◆ **TASK**: Nothing but the text of the records belongs in your answer: repeat all of it exactly and leave out the images.

◆ **RECORDS SUPPLIED**:
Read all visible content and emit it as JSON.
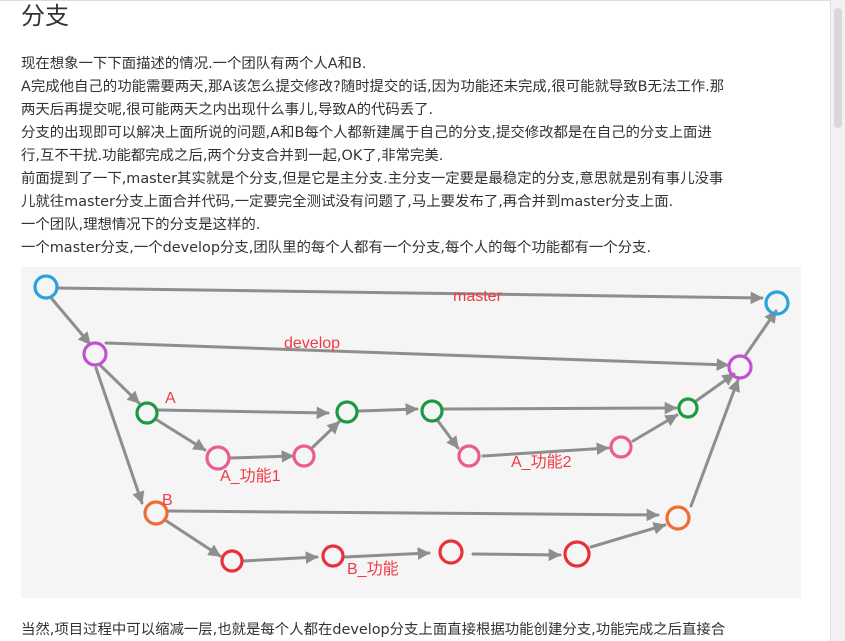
{
  "article": {
    "title": "分支",
    "paragraphs": [
      "现在想象一下下面描述的情况.一个团队有两个人A和B.",
      "A完成他自己的功能需要两天,那A该怎么提交修改?随时提交的话,因为功能还未完成,很可能就导致B无法工作.那",
      "两天后再提交呢,很可能两天之内出现什么事儿,导致A的代码丢了.",
      "分支的出现即可以解决上面所说的问题,A和B每个人都新建属于自己的分支,提交修改都是在自己的分支上面进",
      "行,互不干扰.功能都完成之后,两个分支合并到一起,OK了,非常完美.",
      "前面提到了一下,master其实就是个分支,但是它是主分支.主分支一定要是最稳定的分支,意思就是别有事儿没事",
      "儿就往master分支上面合并代码,一定要完全测试没有问题了,马上要发布了,再合并到master分支上面.",
      "一个团队,理想情况下的分支是这样的.",
      "一个master分支,一个develop分支,团队里的每个人都有一个分支,每个人的每个功能都有一个分支."
    ],
    "bottom_text": "当然,项目过程中可以缩减一层,也就是每个人都在develop分支上面直接根据功能创建分支,功能完成之后直接合"
  },
  "diagram": {
    "labels": {
      "master": "master",
      "develop": "develop",
      "a": "A",
      "a_feature1": "A_功能1",
      "a_feature2": "A_功能2",
      "b": "B",
      "b_feature": "B_功能"
    },
    "colors": {
      "master": "#2aa3dd",
      "develop": "#c152d1",
      "a": "#1c9a3f",
      "a_feature": "#ea5c92",
      "b": "#ef6d35",
      "b_feature": "#e8303c",
      "label": "#ef3b46",
      "arrow": "#8e8e8e",
      "background": "#f5f5f5"
    }
  }
}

◆ **WRITTEN SOLUTION**:
Read all visible content and emit it as JSON.
{
  "article": {
    "title": "分支",
    "paragraphs": [
      "现在想象一下下面描述的情况.一个团队有两个人A和B.",
      "A完成他自己的功能需要两天,那A该怎么提交修改?随时提交的话,因为功能还未完成,很可能就导致B无法工作.那",
      "两天后再提交呢,很可能两天之内出现什么事儿,导致A的代码丢了.",
      "分支的出现即可以解决上面所说的问题,A和B每个人都新建属于自己的分支,提交修改都是在自己的分支上面进",
      "行,互不干扰.功能都完成之后,两个分支合并到一起,OK了,非常完美.",
      "前面提到了一下,master其实就是个分支,但是它是主分支.主分支一定要是最稳定的分支,意思就是别有事儿没事",
      "儿就往master分支上面合并代码,一定要完全测试没有问题了,马上要发布了,再合并到master分支上面.",
      "一个团队,理想情况下的分支是这样的.",
      "一个master分支,一个develop分支,团队里的每个人都有一个分支,每个人的每个功能都有一个分支."
    ],
    "bottom_text": "当然,项目过程中可以缩减一层,也就是每个人都在develop分支上面直接根据功能创建分支,功能完成之后直接合"
  },
  "diagram": {
    "labels": {
      "master": "master",
      "develop": "develop",
      "a": "A",
      "a_feature1": "A_功能1",
      "a_feature2": "A_功能2",
      "b": "B",
      "b_feature": "B_功能"
    },
    "colors": {
      "master": "#2aa3dd",
      "develop": "#c152d1",
      "a": "#1c9a3f",
      "a_feature": "#ea5c92",
      "b": "#ef6d35",
      "b_feature": "#e8303c",
      "label": "#ef3b46",
      "arrow": "#8e8e8e",
      "background": "#f5f5f5"
    }
  }
}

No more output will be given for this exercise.